**What you should do**. The entries should be given again in full. Alter nothing.
** Opening Data for this exercise block **
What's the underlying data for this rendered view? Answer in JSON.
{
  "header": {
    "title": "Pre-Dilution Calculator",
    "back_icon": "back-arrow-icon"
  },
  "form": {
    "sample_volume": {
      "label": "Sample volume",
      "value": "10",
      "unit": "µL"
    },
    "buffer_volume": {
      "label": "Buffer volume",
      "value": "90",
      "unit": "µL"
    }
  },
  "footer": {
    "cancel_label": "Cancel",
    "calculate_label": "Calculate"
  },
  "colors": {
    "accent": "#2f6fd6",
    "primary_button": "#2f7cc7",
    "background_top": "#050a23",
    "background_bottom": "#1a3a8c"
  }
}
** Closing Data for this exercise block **
**Task solution**.
What's the underlying data for this rendered view? Answer in JSON.
{
  "header": {
    "title": "Pre-Dilution Calculator",
    "back_icon": "back-arrow-icon"
  },
  "form": {
    "sample_volume": {
      "label": "Sample volume",
      "value": "10",
      "unit": "µL"
    },
    "buffer_volume": {
      "label": "Buffer volume",
      "value": "90",
      "unit": "µL"
    }
  },
  "footer": {
    "cancel_label": "Cancel",
    "calculate_label": "Calculate"
  },
  "colors": {
    "accent": "#2f6fd6",
    "primary_button": "#2f7cc7",
    "background_top": "#050a23",
    "background_bottom": "#1a3a8c"
  }
}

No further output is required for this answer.